Until your child is mature enough and well informed to stand up for themselves, you, as a parent, are your child’s best advocate. You must understand your child’s strengths and shortcomings to be able to speak up for them in their stead. Mostly when it comes to matters concerning school or their well-being, being able to speak up for your child plays a huge role in providing the support they need to succeed. The following five tips will walk you through what you need to know to advocate for your child.
1. Get informed.
Before you can safely advocate for your child, you need to acquire information on the situation. First of all, you understand how your child was offended, be it a fight in school, perhaps they were sexually assaulted, or even involved in a fight in the neighborhood. Being informed of the situation at hand is vital and will allow you to know the best channels to advocate for your child in a manner that will yield positive results. Information will allow you to think rationally and make decisions in favor of your child before speaking up.

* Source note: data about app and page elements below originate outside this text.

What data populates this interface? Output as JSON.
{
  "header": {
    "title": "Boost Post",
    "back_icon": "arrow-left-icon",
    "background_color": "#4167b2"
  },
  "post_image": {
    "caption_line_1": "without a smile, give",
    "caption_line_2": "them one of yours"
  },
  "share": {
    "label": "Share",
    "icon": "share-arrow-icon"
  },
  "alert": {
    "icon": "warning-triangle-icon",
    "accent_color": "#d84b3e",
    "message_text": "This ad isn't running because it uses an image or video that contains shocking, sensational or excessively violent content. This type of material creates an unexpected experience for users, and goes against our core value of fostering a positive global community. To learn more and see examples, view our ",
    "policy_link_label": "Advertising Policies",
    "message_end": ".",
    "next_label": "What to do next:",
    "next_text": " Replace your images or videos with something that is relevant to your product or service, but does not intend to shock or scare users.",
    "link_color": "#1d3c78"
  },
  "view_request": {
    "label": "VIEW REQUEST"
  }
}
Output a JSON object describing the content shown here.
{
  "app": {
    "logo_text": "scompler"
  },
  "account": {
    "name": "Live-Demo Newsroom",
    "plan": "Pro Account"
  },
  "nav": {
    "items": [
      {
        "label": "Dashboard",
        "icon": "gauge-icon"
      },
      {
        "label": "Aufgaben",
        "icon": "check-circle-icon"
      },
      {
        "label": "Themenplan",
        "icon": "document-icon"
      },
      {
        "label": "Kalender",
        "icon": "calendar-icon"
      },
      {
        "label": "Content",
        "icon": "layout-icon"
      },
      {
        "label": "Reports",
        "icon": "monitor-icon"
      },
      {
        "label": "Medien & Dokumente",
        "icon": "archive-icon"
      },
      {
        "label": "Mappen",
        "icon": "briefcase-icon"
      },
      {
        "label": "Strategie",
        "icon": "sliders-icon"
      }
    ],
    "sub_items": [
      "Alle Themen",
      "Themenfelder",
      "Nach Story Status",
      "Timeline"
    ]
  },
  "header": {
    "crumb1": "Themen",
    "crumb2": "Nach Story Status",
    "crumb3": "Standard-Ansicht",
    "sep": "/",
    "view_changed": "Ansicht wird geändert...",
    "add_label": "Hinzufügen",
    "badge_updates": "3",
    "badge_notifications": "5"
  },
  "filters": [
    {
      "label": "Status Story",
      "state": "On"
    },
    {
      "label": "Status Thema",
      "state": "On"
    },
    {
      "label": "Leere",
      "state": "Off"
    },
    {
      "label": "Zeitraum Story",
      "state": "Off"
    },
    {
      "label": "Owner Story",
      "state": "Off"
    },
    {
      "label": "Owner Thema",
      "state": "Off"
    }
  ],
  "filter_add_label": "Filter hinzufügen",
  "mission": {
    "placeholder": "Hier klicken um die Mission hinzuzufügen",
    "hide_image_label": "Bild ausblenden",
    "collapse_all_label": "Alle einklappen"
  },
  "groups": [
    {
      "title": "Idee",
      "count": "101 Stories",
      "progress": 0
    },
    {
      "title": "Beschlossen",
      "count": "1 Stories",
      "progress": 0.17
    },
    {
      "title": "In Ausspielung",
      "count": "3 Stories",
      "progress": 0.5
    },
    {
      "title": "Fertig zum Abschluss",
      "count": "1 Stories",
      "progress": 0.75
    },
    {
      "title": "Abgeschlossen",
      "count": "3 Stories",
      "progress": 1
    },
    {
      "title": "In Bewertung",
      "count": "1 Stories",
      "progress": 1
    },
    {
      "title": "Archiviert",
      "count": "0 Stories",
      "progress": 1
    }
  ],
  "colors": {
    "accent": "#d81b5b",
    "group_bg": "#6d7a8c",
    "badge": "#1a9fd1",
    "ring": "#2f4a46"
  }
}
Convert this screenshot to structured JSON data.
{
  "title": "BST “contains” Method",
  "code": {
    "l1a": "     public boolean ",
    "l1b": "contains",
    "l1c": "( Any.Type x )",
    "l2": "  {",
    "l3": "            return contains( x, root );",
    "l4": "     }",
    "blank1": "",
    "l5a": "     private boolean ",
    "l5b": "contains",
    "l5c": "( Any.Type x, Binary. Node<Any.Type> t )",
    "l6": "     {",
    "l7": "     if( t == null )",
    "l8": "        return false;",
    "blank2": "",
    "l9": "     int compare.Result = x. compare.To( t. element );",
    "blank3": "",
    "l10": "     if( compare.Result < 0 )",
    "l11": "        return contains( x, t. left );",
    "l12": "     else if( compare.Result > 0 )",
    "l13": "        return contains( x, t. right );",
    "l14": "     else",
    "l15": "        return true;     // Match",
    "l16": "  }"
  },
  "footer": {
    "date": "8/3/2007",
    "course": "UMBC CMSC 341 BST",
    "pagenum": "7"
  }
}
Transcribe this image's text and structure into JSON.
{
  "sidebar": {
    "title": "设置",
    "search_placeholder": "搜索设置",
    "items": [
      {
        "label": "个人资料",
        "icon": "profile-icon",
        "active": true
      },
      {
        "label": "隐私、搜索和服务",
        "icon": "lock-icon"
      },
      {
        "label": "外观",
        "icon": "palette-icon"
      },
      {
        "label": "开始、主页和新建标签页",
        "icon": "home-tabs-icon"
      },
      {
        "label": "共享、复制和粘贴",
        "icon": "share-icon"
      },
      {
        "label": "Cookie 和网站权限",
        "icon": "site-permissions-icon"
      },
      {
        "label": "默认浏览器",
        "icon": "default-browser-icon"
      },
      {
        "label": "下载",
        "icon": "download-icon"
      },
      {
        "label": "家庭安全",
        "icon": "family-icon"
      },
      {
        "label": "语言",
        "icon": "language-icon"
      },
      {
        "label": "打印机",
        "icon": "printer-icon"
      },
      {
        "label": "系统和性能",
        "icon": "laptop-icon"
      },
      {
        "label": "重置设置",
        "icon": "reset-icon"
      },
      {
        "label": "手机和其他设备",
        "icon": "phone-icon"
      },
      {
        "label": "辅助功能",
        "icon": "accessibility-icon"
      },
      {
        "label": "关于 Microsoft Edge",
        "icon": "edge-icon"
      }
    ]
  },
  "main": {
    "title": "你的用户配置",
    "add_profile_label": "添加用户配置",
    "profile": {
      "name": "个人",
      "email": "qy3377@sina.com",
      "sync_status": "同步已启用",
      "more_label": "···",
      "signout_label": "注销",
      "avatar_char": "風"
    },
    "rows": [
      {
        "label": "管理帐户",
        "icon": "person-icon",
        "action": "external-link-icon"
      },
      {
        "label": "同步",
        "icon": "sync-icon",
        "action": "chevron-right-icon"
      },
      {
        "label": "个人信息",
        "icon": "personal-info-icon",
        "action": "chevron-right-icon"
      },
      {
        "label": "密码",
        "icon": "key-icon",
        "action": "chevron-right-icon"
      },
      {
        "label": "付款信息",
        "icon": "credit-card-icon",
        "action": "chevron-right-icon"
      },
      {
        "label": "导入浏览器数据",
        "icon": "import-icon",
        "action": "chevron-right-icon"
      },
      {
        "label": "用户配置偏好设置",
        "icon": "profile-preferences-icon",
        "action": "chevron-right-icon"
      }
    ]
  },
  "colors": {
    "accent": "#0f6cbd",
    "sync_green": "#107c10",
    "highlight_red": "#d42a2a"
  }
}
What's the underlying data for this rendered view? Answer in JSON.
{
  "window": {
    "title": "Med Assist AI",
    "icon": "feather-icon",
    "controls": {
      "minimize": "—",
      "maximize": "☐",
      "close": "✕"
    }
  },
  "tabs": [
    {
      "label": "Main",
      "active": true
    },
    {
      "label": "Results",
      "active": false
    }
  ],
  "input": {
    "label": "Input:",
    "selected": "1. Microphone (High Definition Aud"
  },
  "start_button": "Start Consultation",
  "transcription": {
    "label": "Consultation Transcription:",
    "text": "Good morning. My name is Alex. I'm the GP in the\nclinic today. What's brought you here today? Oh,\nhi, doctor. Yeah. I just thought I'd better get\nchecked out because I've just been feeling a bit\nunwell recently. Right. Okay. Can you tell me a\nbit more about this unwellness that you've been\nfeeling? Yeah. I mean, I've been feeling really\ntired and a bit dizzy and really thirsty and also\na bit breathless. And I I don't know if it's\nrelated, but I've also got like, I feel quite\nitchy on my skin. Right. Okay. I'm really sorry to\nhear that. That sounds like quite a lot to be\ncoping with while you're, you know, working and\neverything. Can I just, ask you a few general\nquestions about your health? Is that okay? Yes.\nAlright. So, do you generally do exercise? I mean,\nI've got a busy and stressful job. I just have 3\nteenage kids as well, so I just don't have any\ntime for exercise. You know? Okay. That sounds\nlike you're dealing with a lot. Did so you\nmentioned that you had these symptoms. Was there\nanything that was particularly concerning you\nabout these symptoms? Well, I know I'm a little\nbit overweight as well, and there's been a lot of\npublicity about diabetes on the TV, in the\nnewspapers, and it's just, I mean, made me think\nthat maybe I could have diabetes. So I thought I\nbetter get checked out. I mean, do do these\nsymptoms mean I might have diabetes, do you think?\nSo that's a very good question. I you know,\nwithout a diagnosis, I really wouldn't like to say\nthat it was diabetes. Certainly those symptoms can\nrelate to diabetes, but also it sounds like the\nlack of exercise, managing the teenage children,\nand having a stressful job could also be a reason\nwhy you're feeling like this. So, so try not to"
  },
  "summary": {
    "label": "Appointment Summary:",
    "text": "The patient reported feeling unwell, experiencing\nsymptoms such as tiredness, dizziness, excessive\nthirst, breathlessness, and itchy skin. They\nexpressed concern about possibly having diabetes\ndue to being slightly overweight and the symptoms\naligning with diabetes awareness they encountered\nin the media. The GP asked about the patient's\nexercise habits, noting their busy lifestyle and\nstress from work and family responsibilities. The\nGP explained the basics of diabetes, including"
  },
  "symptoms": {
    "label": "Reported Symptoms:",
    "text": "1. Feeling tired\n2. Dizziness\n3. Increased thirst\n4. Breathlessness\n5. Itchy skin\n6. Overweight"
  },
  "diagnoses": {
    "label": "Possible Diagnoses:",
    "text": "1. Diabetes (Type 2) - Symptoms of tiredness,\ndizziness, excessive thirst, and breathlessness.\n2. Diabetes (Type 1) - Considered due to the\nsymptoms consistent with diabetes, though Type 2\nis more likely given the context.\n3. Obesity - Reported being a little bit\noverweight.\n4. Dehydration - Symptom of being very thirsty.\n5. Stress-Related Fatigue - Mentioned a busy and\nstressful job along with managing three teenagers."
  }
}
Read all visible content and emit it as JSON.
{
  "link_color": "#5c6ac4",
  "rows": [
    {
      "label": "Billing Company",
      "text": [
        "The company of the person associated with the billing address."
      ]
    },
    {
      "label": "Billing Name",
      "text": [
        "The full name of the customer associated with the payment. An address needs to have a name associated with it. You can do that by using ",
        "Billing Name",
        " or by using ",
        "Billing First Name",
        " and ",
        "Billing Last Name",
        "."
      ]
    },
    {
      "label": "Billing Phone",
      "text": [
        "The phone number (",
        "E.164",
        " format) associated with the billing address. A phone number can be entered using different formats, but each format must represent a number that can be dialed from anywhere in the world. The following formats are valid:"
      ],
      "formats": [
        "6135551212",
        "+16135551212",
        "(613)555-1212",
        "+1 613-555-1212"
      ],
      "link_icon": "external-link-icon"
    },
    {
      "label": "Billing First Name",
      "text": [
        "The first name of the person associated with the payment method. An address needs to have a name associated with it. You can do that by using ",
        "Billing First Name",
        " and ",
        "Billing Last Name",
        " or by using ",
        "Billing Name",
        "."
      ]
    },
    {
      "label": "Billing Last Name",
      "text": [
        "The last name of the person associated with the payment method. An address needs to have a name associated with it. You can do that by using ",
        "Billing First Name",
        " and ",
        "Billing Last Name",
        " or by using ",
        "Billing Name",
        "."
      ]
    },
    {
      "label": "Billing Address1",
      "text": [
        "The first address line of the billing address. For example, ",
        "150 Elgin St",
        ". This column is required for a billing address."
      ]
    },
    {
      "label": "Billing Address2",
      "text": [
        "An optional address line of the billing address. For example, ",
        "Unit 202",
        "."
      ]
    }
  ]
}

2. Build a healthy relationship.
This refers to the relationship between you and the team responsible for nurturing your child. They include their school teachers, peers, the school psychologist, or any other providers that serve your child. This will open up communication channels and make it easier to resolve any issues that occur. It would be best if you also strived to build a healthy relationship with your child based on trust. Knowing they can come to you when they’ve been offended, and you will speak up for them is a good mentality to develop. Children need their parents to be their protectors and guardians.
3. Understand it’s okay to speak up.
It may be uncomfortable at first to express your child’s needs to professionals, but you have to learn to do it because if you don’t speak up for them, who will? With time, you will overcome the difficulties of advocating for your child when you realize you are the only person they can rely on to do it for them. Being vocal about your child’s needs also allows them to grow since they learn to stand up for themselves by watching you stand up for them.
4. Write down your thoughts.
Write down the topics you wish to handle with your child’s professional, and explore more on the areas you feel affect your child in particular. This will allow you to structure your thoughts effectively and ensure you do not miss valuable points during your meeting with the professional involved. If it is your child’s therapist or doctor, make sure you research on terms you wish to clarify, as this will make it easier to converse with the doctor.
5. Ask questions.
Before consenting to programs or institutions that will impact your child’s life, be curious about the place’s culture and the staff. Please do not hold back on any questions you might have on any aspect of your child’s life since any mishaps may adversely affect their development. If you don’t feel confident enough to do it yourself, you can ask a relative or a friend for help, and they can help you stay on course during the conversation.
You should also talk to your child frequently and ask them how they’re faring. Learn about the challenges they’re facing in any environment, as this will help you speak up for your child better.